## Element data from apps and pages
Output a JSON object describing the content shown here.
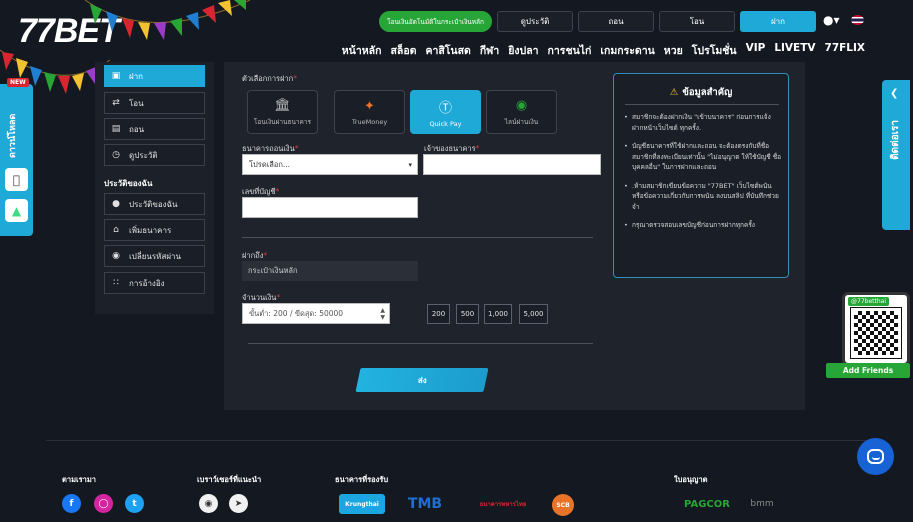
{
  "header": {
    "logo_num": "77",
    "logo_text": "BET",
    "promo_button": "โอนเงินอัตโนมัติในกระเป๋าเงินหลัก",
    "history_button": "ดูประวัติ",
    "withdraw_button": "ถอน",
    "transfer_button": "โอน",
    "deposit_button": "ฝาก",
    "user_icon": "user-icon",
    "flag": "thai-flag-icon"
  },
  "nav": [
    "หน้าหลัก",
    "สล็อต",
    "คาสิโนสด",
    "กีฬา",
    "ยิงปลา",
    "การชนไก่",
    "เกมกระดาน",
    "หวย",
    "โปรโมชั่น",
    "VIP",
    "LIVETV",
    "77FLIX"
  ],
  "download_bar": {
    "badge": "NEW",
    "label": "ดาวน์โหลด"
  },
  "contact_bar": {
    "label": "ติดต่อเรา"
  },
  "line_card": {
    "handle": "@77betthai",
    "add_label": "Add Friends"
  },
  "sidebar": {
    "items": [
      {
        "label": "ฝาก",
        "icon": "wallet-icon"
      },
      {
        "label": "โอน",
        "icon": "transfer-icon"
      },
      {
        "label": "ถอน",
        "icon": "atm-icon"
      },
      {
        "label": "ดูประวัติ",
        "icon": "history-icon"
      }
    ],
    "heading": "ประวัติของฉัน",
    "profile_items": [
      {
        "label": "ประวัติของฉัน",
        "icon": "person-icon"
      },
      {
        "label": "เพิ่มธนาคาร",
        "icon": "bank-icon"
      },
      {
        "label": "เปลี่ยนรหัสผ่าน",
        "icon": "lock-icon"
      },
      {
        "label": "การอ้างอิง",
        "icon": "referral-icon"
      }
    ]
  },
  "form": {
    "method_label": "ตัวเลือกการฝาก",
    "methods": [
      {
        "label": "โอนเงินผ่านธนาคาร",
        "icon": "bank-building-icon"
      },
      {
        "label": "TrueMoney",
        "icon": "truemoney-icon"
      },
      {
        "label": "Quick Pay",
        "icon": "dollar-coin-icon"
      },
      {
        "label": "ไลน์ผ่านเงิน",
        "icon": "line-icon"
      }
    ],
    "active_method": 2,
    "bank_label": "ธนาคารถอนเงิน",
    "bank_placeholder": "โปรดเลือก...",
    "owner_label": "เจ้าของธนาคาร",
    "account_label": "เลขที่บัญชี",
    "deposit_to_label": "ฝากถึง",
    "deposit_to_value": "กระเป๋าเงินหลัก",
    "amount_label": "จำนวนเงิน",
    "amount_placeholder": "ขั้นต่ำ: 200 / ขีดสุด: 50000",
    "quick_amounts": [
      "200",
      "500",
      "1,000",
      "5,000"
    ],
    "submit": "ส่ง"
  },
  "notice": {
    "title": "ข้อมูลสำคัญ",
    "items": [
      "สมาชิกจะต้องฝากเงิน \"เข้าบนาคาร\" ก่อนการแจ้งฝากหน้าเว็บไซต์ ทุกครั้ง.",
      "บัญชีธนาคารที่ใช้ฝากและถอน จะต้องตรงกับที่ชื่อสมาชิกที่ลงทะเบียนเท่านั้น \"ไม่อนุญาต ให้ใช้บัญชี ชื่อบุคคลอื่น\" ในการฝากและถอน",
      ".ห้ามสมาชิกเขียนข้อความ \"77BET\" เว็บไซต์พนันหรือข้อความเกี่ยวกับการพนัน ลงบนสลิป ที่บันทึกช่วยจำ",
      "กรุณาตรวจสอบเลขบัญชีก่อนการฝากทุกครั้ง"
    ]
  },
  "footer": {
    "follow_heading": "ตามเรามา",
    "browser_heading": "เบราว์เซอร์ที่แนะนำ",
    "banks_heading": "ธนาคารที่รองรับ",
    "license_heading": "ใบอนุญาต",
    "banks": [
      "Krungthai",
      "TMB",
      "ธนาคารทหารไทย",
      "SCB"
    ],
    "licenses": [
      "PAGCOR",
      "bmm"
    ]
  },
  "colors": {
    "accent": "#1ea9d6",
    "bg": "#141820",
    "panel": "#1f242c",
    "green": "#27a637"
  }
}
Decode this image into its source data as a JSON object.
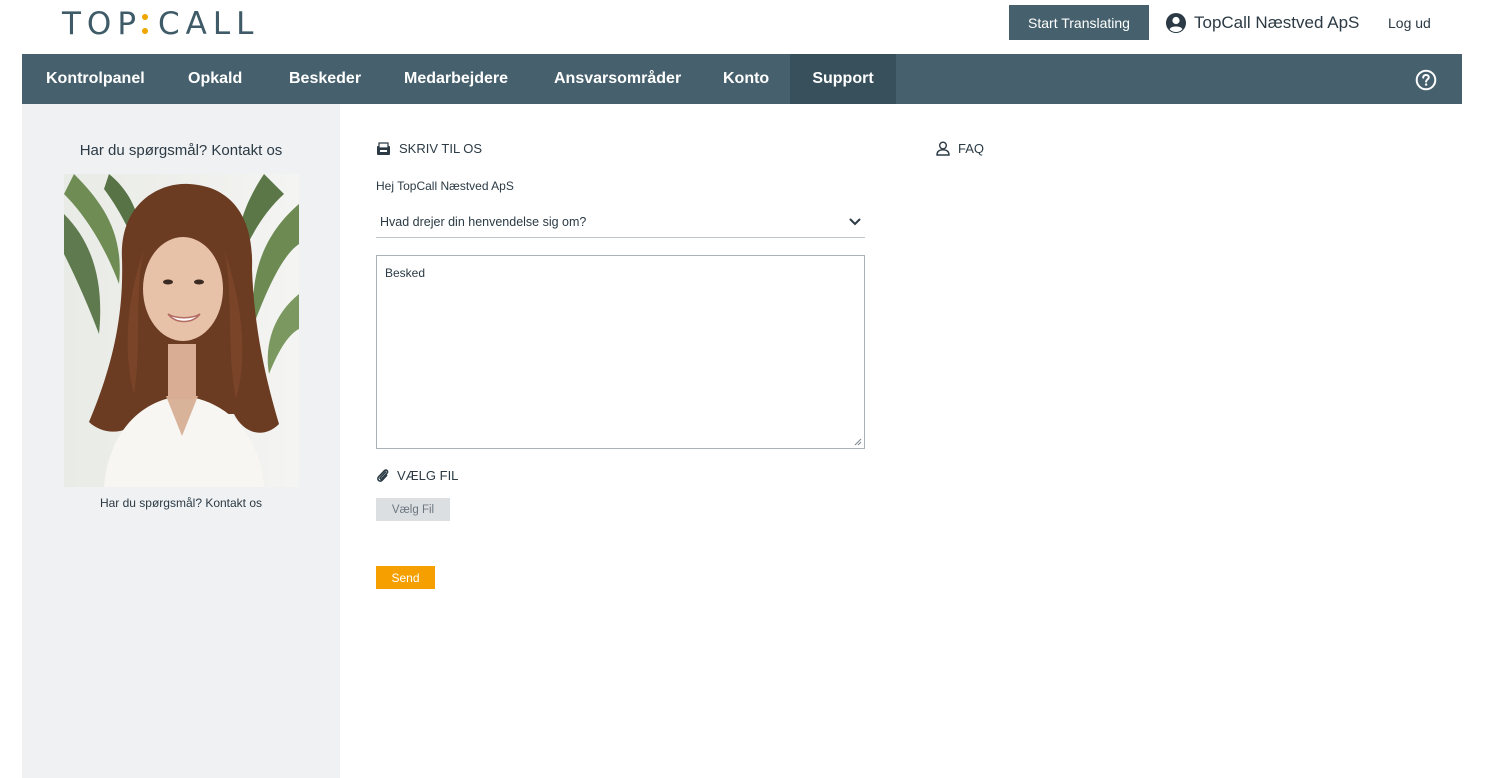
{
  "header": {
    "logo_text_left": "TOP",
    "logo_text_right": "CALL",
    "translate_button": "Start Translating",
    "account_name": "TopCall Næstved ApS",
    "logout": "Log ud"
  },
  "nav": {
    "items": [
      {
        "label": "Kontrolpanel"
      },
      {
        "label": "Opkald"
      },
      {
        "label": "Beskeder"
      },
      {
        "label": "Medarbejdere"
      },
      {
        "label": "Ansvarsområder"
      },
      {
        "label": "Konto"
      },
      {
        "label": "Support"
      }
    ],
    "active": "Support"
  },
  "sidebar": {
    "title": "Har du spørgsmål? Kontakt os",
    "caption": "Har du spørgsmål? Kontakt os"
  },
  "contact_form": {
    "heading": "SKRIV TIL OS",
    "greeting": "Hej TopCall Næstved ApS",
    "topic_select": "Hvad drejer din henvendelse sig om?",
    "message_placeholder": "Besked",
    "file_heading": "VÆLG FIL",
    "file_button": "Vælg Fil",
    "send_button": "Send"
  },
  "faq": {
    "heading": "FAQ"
  },
  "colors": {
    "nav_bg": "#46616d",
    "nav_active": "#37505c",
    "accent": "#f5a000",
    "sidebar_bg": "#f0f1f3"
  }
}
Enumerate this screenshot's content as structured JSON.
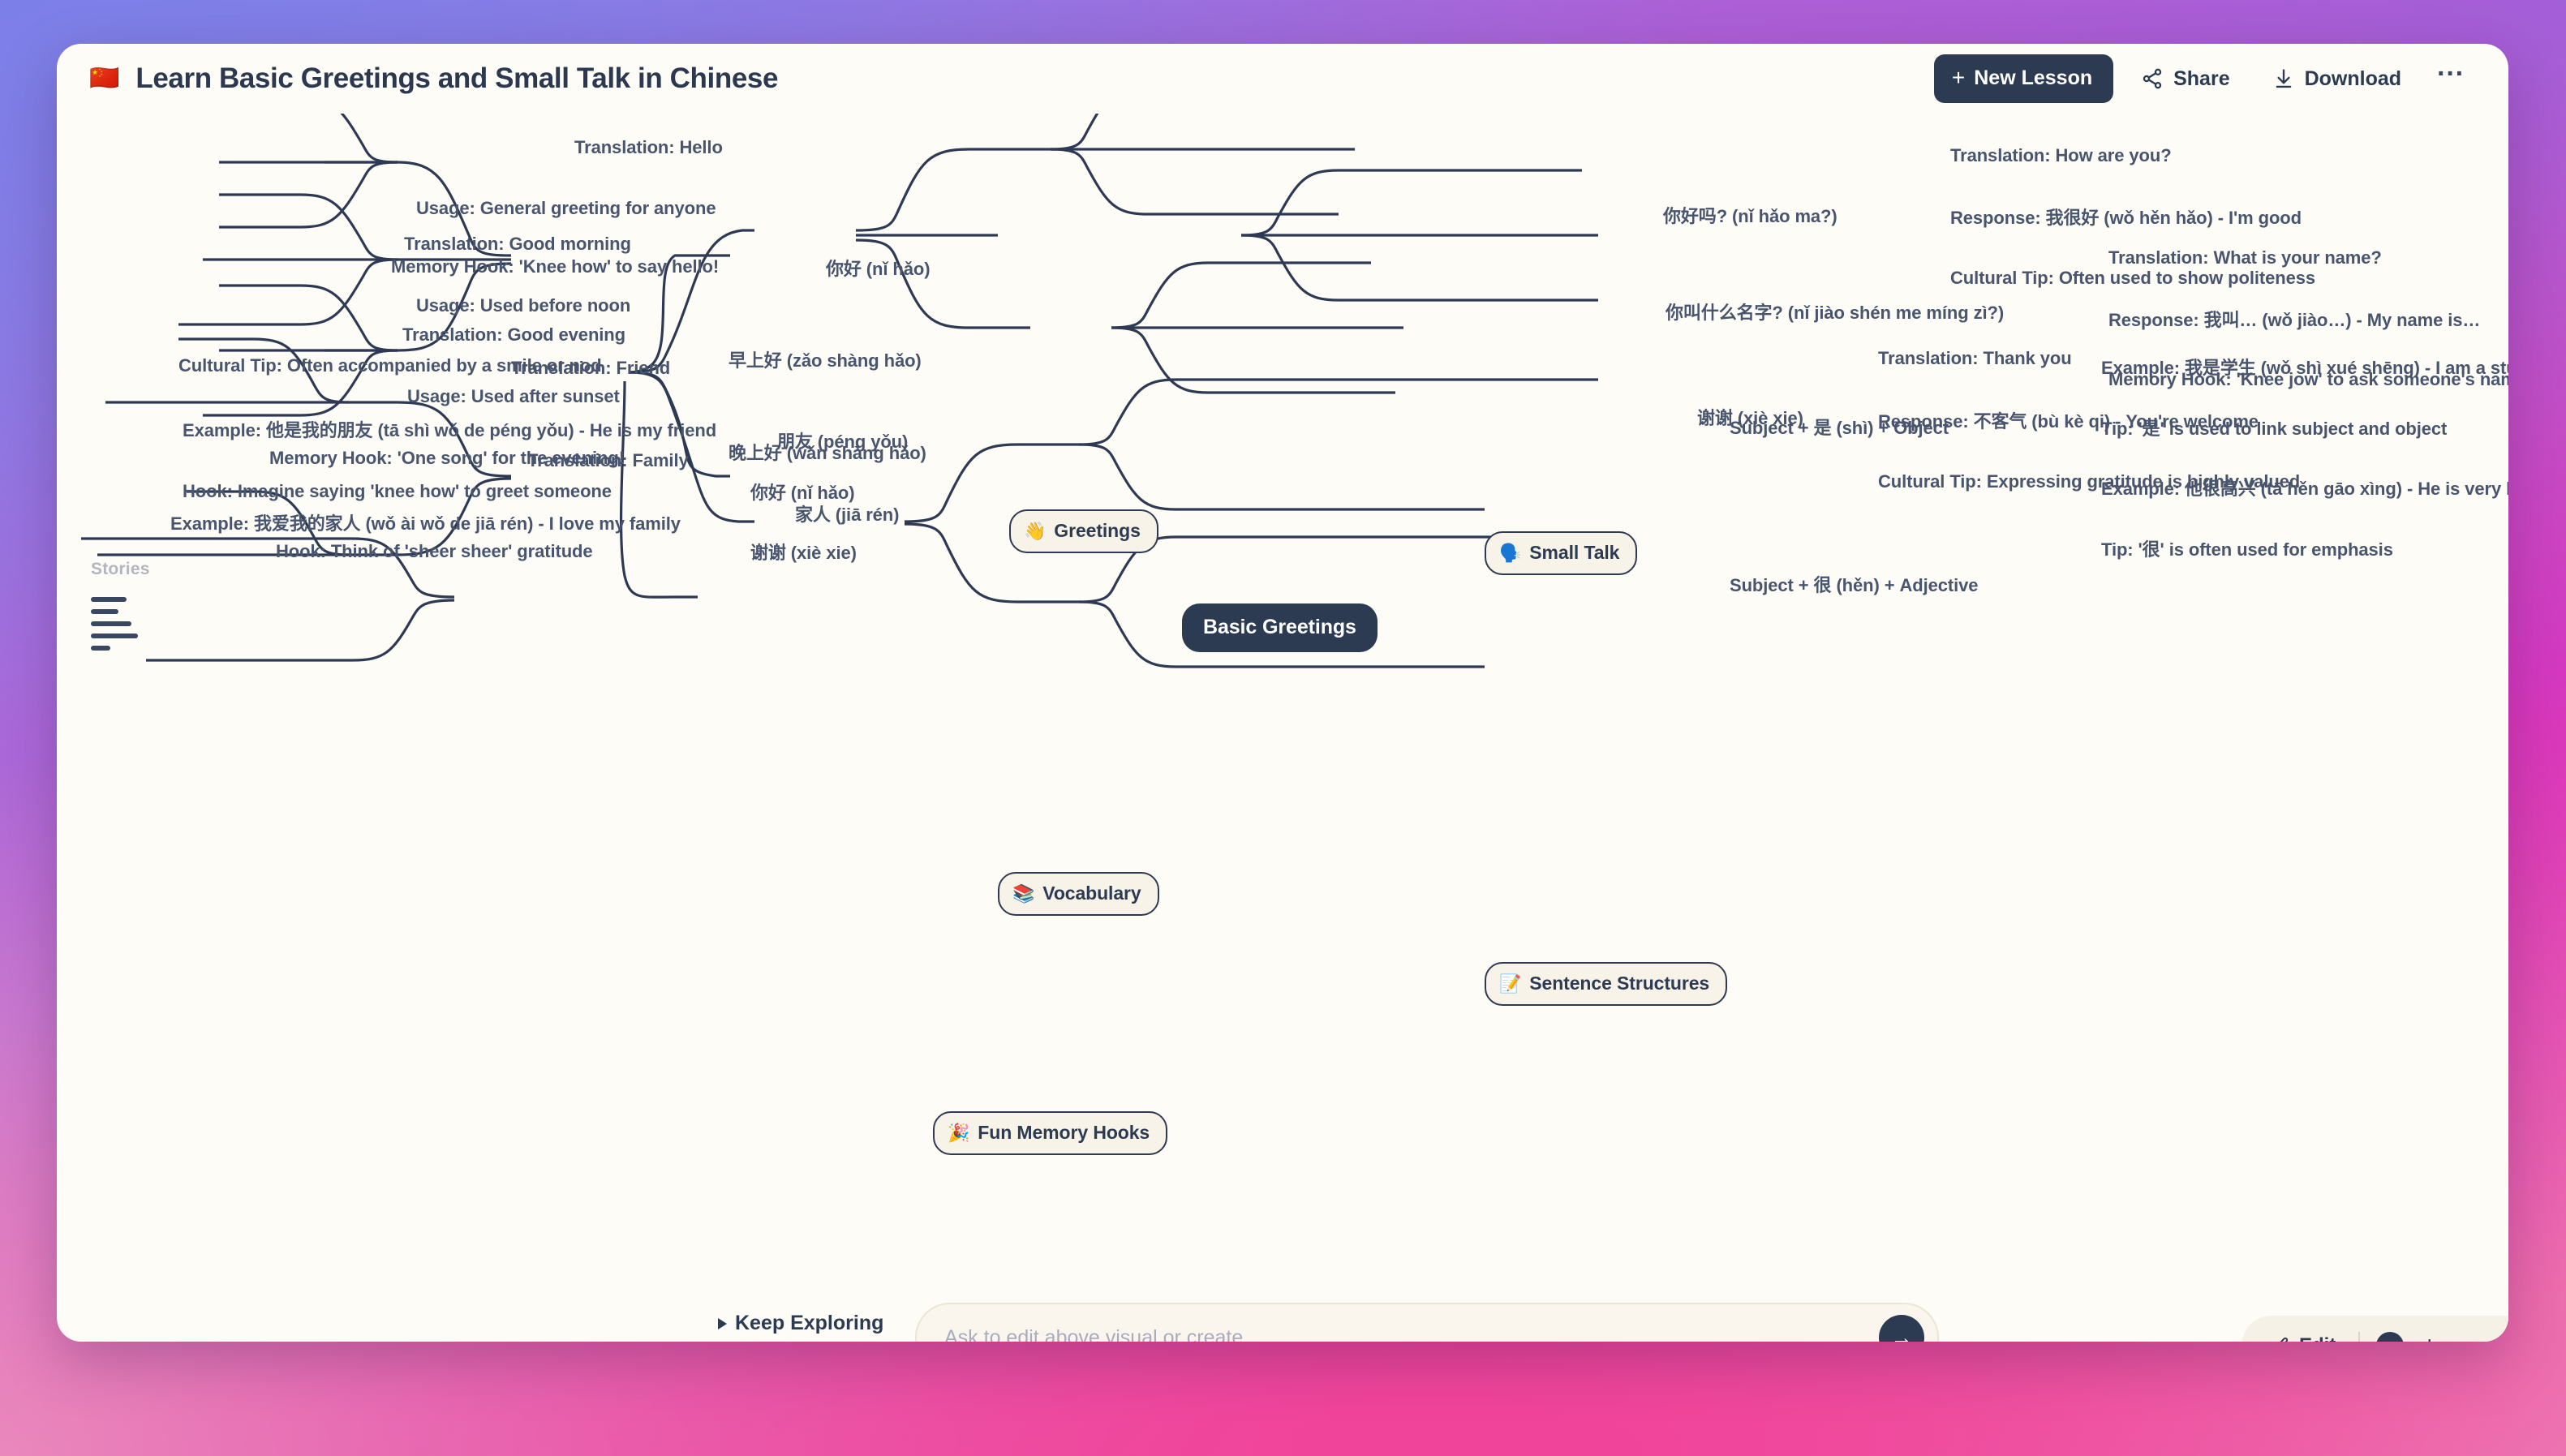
{
  "header": {
    "flag": "🇨🇳",
    "title": "Learn Basic Greetings and Small Talk in Chinese",
    "new_lesson": "New Lesson",
    "plus": "+",
    "share": "Share",
    "download": "Download",
    "more": "···"
  },
  "sidebar": {
    "stories_label": "Stories"
  },
  "root": {
    "label": "Basic Greetings"
  },
  "categories": {
    "greetings": {
      "emoji": "👋",
      "label": "Greetings"
    },
    "small_talk": {
      "emoji": "🗣️",
      "label": "Small Talk"
    },
    "vocabulary": {
      "emoji": "📚",
      "label": "Vocabulary"
    },
    "sentences": {
      "emoji": "📝",
      "label": "Sentence Structures"
    },
    "hooks": {
      "emoji": "🎉",
      "label": "Fun Memory Hooks"
    }
  },
  "phrases": {
    "ni_hao": "你好 (nǐ hǎo)",
    "zao_shang_hao": "早上好 (zǎo shàng hǎo)",
    "wan_shang_hao": "晚上好 (wǎn shàng hǎo)",
    "ni_hao_ma": "你好吗? (nǐ hǎo ma?)",
    "ni_jiao_shen_me": "你叫什么名字? (nǐ jiào shén me míng zì?)",
    "xie_xie": "谢谢 (xiè xie)",
    "peng_you": "朋友 (péng yǒu)",
    "jia_ren": "家人 (jiā rén)",
    "shi_structure": "Subject + 是 (shì) + Object",
    "hen_structure": "Subject + 很 (hěn) + Adjective",
    "hook_ni_hao": "你好 (nǐ hǎo)",
    "hook_xie_xie": "谢谢 (xiè xie)"
  },
  "details": {
    "ni_hao": [
      "Translation: Hello",
      "Usage: General greeting for anyone",
      "Memory Hook: 'Knee how' to say hello!"
    ],
    "zao_shang_hao": [
      "Translation: Good morning",
      "Usage: Used before noon",
      "Cultural Tip: Often accompanied by a smile or nod"
    ],
    "wan_shang_hao": [
      "Translation: Good evening",
      "Usage: Used after sunset",
      "Memory Hook: 'One song' for the evening!"
    ],
    "ni_hao_ma": [
      "Translation: How are you?",
      "Response: 我很好 (wǒ hěn hǎo) - I'm good",
      "Cultural Tip: Often used to show politeness"
    ],
    "ni_jiao_shen_me": [
      "Translation: What is your name?",
      "Response: 我叫… (wǒ jiào…) - My name is…",
      "Memory Hook: 'Knee jow' to ask someone's name"
    ],
    "xie_xie": [
      "Translation: Thank you",
      "Response: 不客气 (bù kè qi) - You're welcome",
      "Cultural Tip: Expressing gratitude is highly valued"
    ],
    "peng_you": [
      "Translation: Friend",
      "Example: 他是我的朋友 (tā shì wǒ de péng yǒu) - He is my friend"
    ],
    "jia_ren": [
      "Translation: Family",
      "Example: 我爱我的家人 (wǒ ài wǒ de jiā rén) - I love my family"
    ],
    "shi_structure": [
      "Example: 我是学生 (wǒ shì xué shēng) - I am a student",
      "Tip: '是' is used to link subject and object"
    ],
    "hen_structure": [
      "Example: 他很高兴 (tā hěn gāo xìng) - He is very happy",
      "Tip: '很' is often used for emphasis"
    ],
    "hook_ni_hao": [
      "Hook: Imagine saying 'knee how' to greet someone"
    ],
    "hook_xie_xie": [
      "Hook: Think of 'sheer sheer' gratitude"
    ]
  },
  "bottom": {
    "keep_exploring": "Keep Exploring",
    "prompt_placeholder": "Ask to edit above visual or create...",
    "send_arrow": "→",
    "edit": "Edit",
    "zoom_in": "+",
    "zoom_out": "−"
  }
}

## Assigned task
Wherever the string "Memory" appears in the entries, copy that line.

## Your response
      "label": "Fun Memory Hooks"
      "Memory Hook: 'Knee how' to say hello!"
      "Memory Hook: 'One song' for the evening!"
      "Memory Hook: 'Knee jow' to ask someone's name"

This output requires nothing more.